What is UX?
To explain UX or User Experience Design, I am going to be using a car analogy.
Let's imagine we are given the keys to two cars. I walk out to the parking lot and get into the first car. It's a Honda Civic. I take a look around. No surprises. It has a steering wheel, gas pedal, brake pedal, shift knob and they work as expected. I turn the car on and start driving. Again, no surprises. It accelerates when I want it to and comes to a stop when I press on the brake pedal. The Civic does what I expect and want it to do. It takes me from point A to point B.
I return back to the parking lot to get into the next car. This time I approach a blood red Porsche 911 GT3 RS. A track ready rocket from Porsche.
As I open the door, I already "feel" a difference. Something else is at play here. I sit down and the interior instantly feels "better". I see the quality of the materials and finish and my expectations for this vehicle are already higher than the Civic, even before I start the engine. I notice the steering wheel, gas pedal, brake pedal and shift knob are where they need to be, so no surprise there. They have the same functionality as in the Civic but for some reason I PREFER the Porsche. I look for the ignition and notice I don't need my key. I simply press the "Start" button and all of a sudden I hear a monster awaken. The deep rumble, slightly vibrating the steering wheel makes me believe this car has a different goal and purpose than the Civic.
I start driving and instantly notice the response from the throttle and feedback from the steering wheel. I glance at the rearview mirror and notice there is a smile on my face. I don't remember that in the Civic. I can feel my heart beating faster the more I step on the accelerator. My expectations for this car have been met! I want more! I don't want this experience to end!
UX in marketing

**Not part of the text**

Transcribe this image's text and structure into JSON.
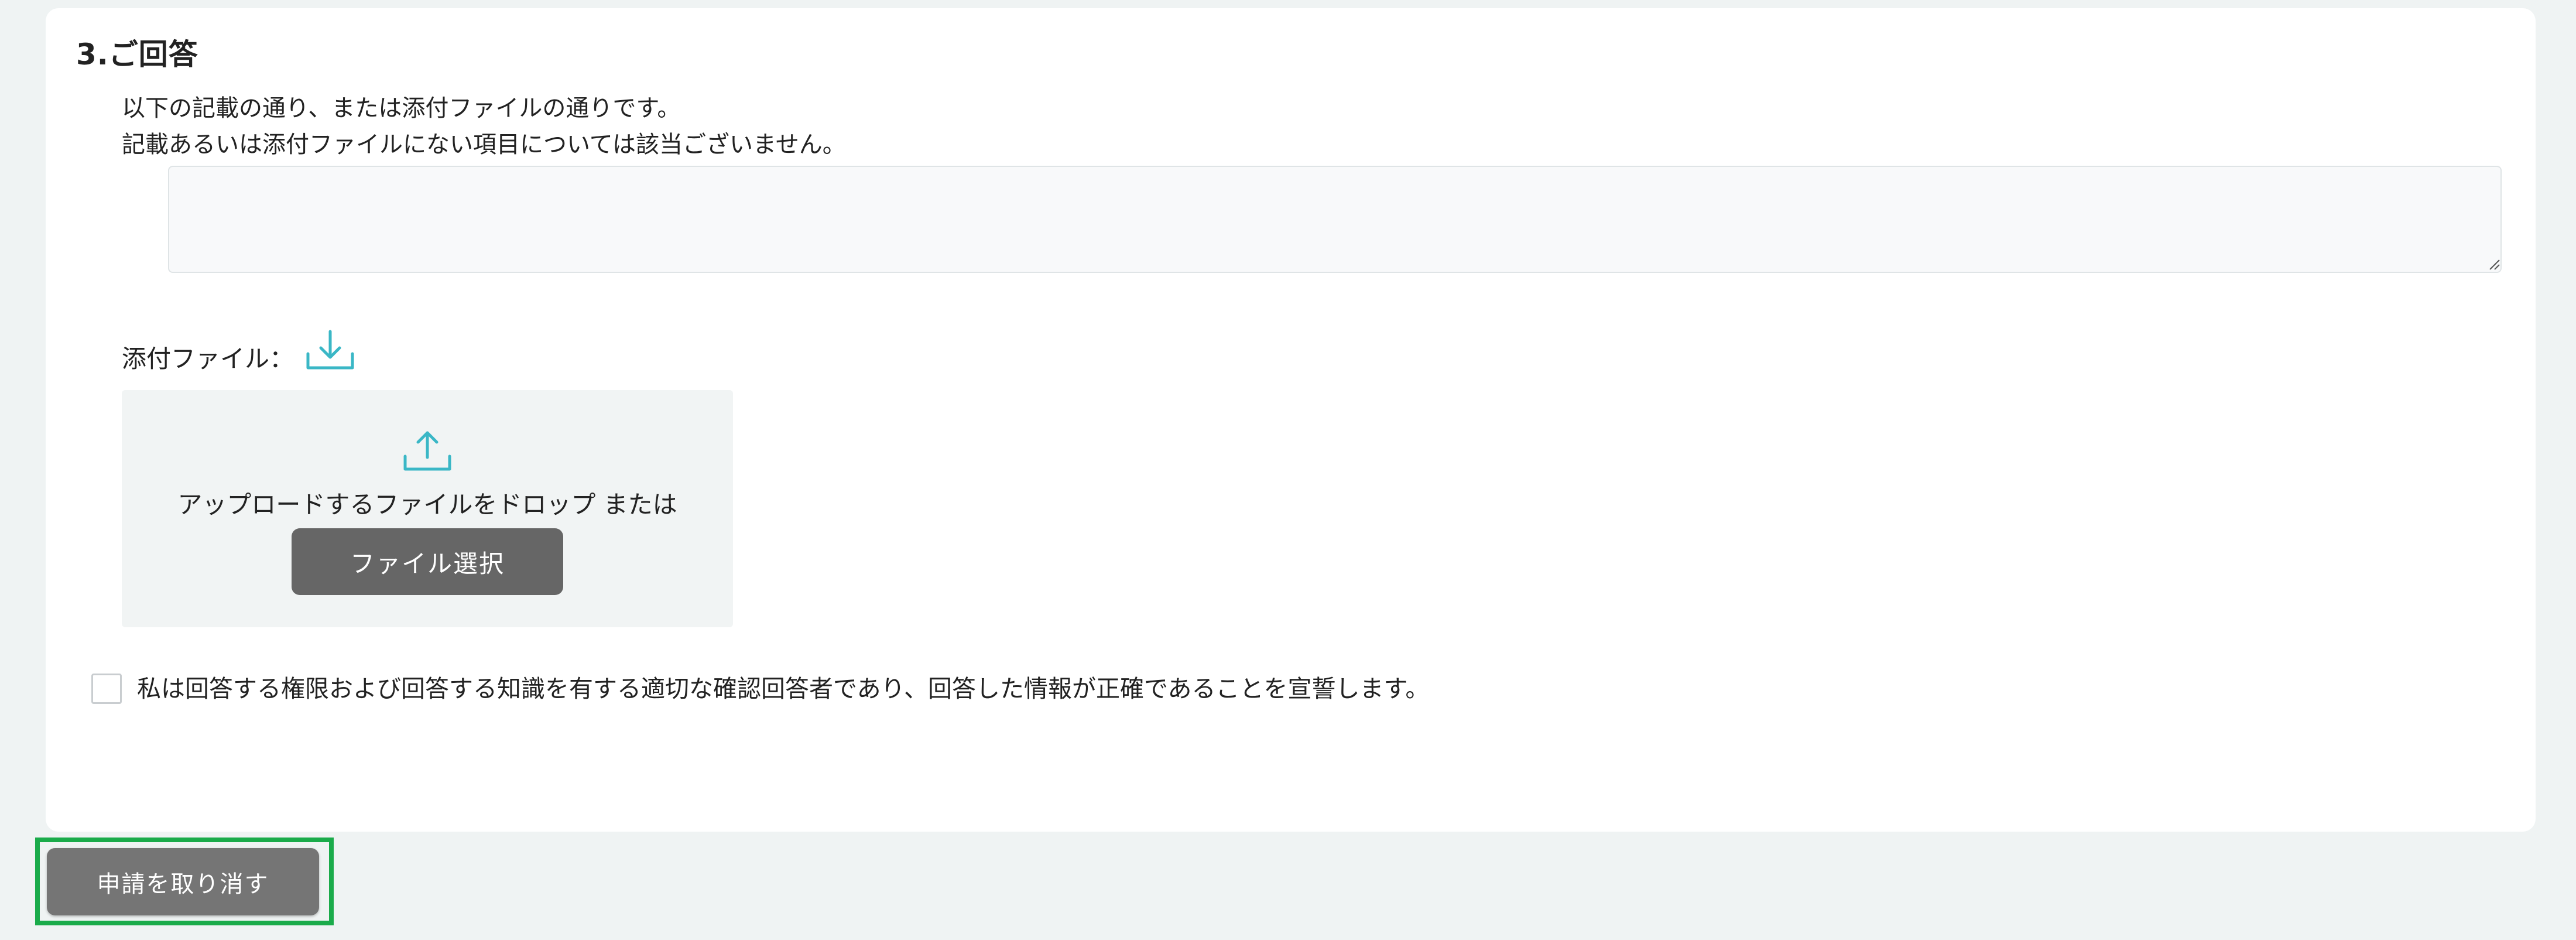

Marketing has always been a step behind product focused teams when it comes to technology, systems and processes, so it's no surprise people still build their marketing websites and forget about making any enhancements or optimizing it for conversions. UX plays a vital role for product teams, to make sure users enjoy using their product. UX design takes all the assumptions out of the equation and allows you to make decisions based on user feedback and data. UX in marketing allows you to see what is causing visitors to leave your site (bounce rate), or figure out if the information you are displaying, resonates with your target persona. Your website is a breathing living sales person, so don't just set it and forget it. Optimize it with UX!
Check out this article from Hubspot with 17 interesting, quantitative statistics.
Once on a company's homepage, 86% of visitors want to see information about that company's products/services.
For every $1 spent on UX, expect $100 in return on investment. UX designers are not just visual designers. In the UX practice, there are researchers, information architects, visual designers, interaction designers and front end engineers. Hiring a generalist UX designer is a good start, but make sure to ask about their UX design process. UX in marketing involves using tools such as UserTesting and HotJar as well as various survey tools to gather valuable information from your visitors.
Danny is a UX designer with more than seven years' experience. Before slinging code and pushing pixels, he was a microbiologist. Danny's background is perfect for UX, bringing scientific methods to his designs to ensure the best user experience. In his spare time he teaches UX to more than 5,000 students worldwide.